In 1997, RXTE provided the first observational evidence for "frame dragging," an effect based on Einstein's theory of general relativity and predicted 79 years earlier by Austrian physicists Joseph Lense and Hans Thirring. Massive objects like black holes warp the space-time around them, much like a bowling ball deforms a stretched elastic sheet — a phenomenon already revealed by other experiments. If the object rotates, the black hole catches hold of nearby space-time and drags it along, including the inner accretion disk, much as the rotating bowling ball would twist and distort the sheet. RXTE was able to track fast X-ray oscillations of hot gas deep within the accretion disk to catch the relativistic behavior.
RXTE also revealed that black holes of extremely different masses produce similar kinds of X-ray activity. Their activity varies at time scales proportional to their masses. Stellar-mass black holes undergo changes in a matter of hours, while supermassive black holes, which bear the mass of millions of stars, make similar changes over a period of years.
The mission also provided proof of the existence of a new type of neutron star known as a magnetar. While normal neutron stars produce magnetic fields up to 10 trillion times stronger than Earth's, magnetars boast fields a thousand times stronger than that, meaning they possess the most powerful magnetic fields known in the universe. Of the approximately 2,600 neutron stars currently cataloged, only 29 are classified as magnetars.
All of the data collected by RXTE is open to the public at NASA Goddard's High Energy Astrophysics Science Archive Research Center.
"The data remain a treasure trove for studying compact objects, whether pulsars and stellar-mass black holes in our own galaxy or supermassive black holes in the cores of distant galaxies," Goddard's Tod Strohmayer, who served as RXTE's project scientist from 2010 through the end of the mission, said in the statement. "So far, more than 3,100 published papers in refereed journals, totaling over 95,000 citations, include RXTE measurements."
The astronomical community has recognized the importance of RXTE's contributions, honoring the research with five major awards. These include four Bruno Rossi Prizes (1999, 2003, 2006 and 2009) from the High Energy Astrophysics Division of the American Astronomical Society and the 2004 Spinoza Prize, the highest Dutch science award, from the Netherlands Organization for Scientific Research.

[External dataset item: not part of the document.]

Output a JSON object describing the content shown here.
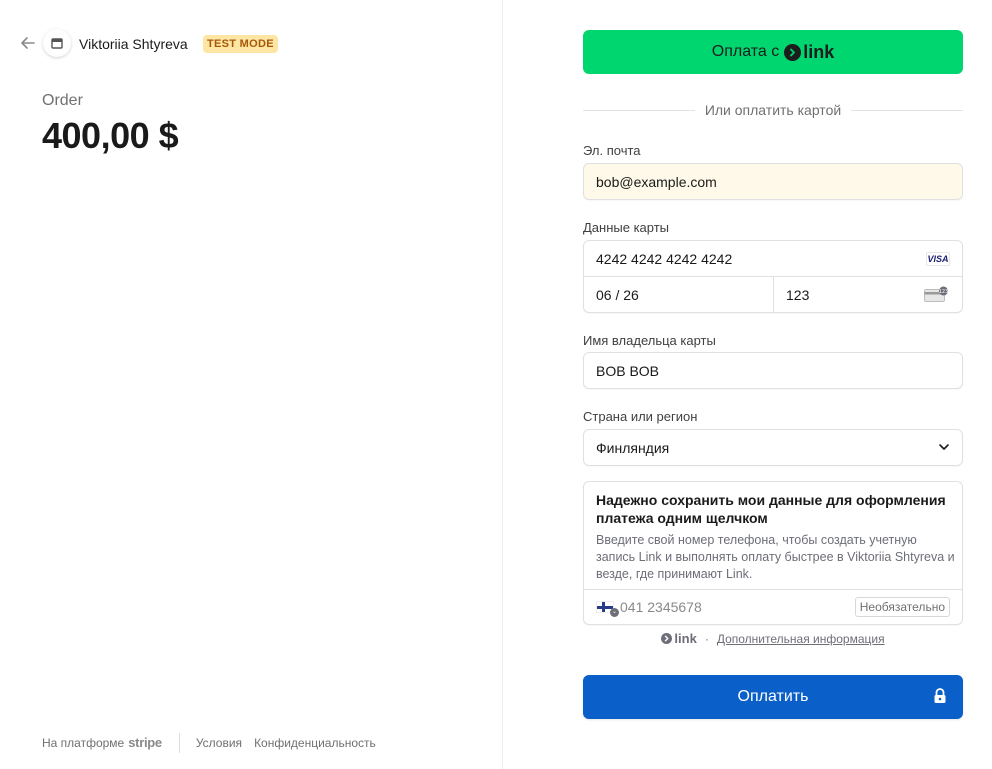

Although the mission came to an end in 2012, RXTE's niche has not been neglected. In 2017, NASA's Neutron star Interior Composition Explorer (NICER) began to study variable X-ray sources from its perch on the skyward side of the International Space Station.
"NICER is the successor to RXTE, with an order-of-magnitude improvement in sensitivity, energy resolution and time resolution," Goddard's Keith Gendreau, principal investigator for the NICER mission, said in the statement. "The X-ray band NICER observes overlaps the lower end of RXTE's range, which means we can more easily take advantage of its long observational record."
When NASA originally retired RXTE in 2012, it was predicted to fall to Earth between 2014 and 2023. Fluctuations in solar activity that affect Earth's atmosphere made it difficult to precisely predict the satellite's fall at the time. Its launch before NASA issued standards for public safety from re-entering spacecraft meant that it had a 1-in-1,000 chance of harming someone when it crashed back to Earth — 10 times riskier than NASA's current requirements for re-entering spacecraft. RXTE beat those odds, entering Earth's atmosphere over the tropics without harming anyone.
Since the beginning of the Space Age, there have been no confirmed injuriescaused by falling satellites.
Originally published on Space.com.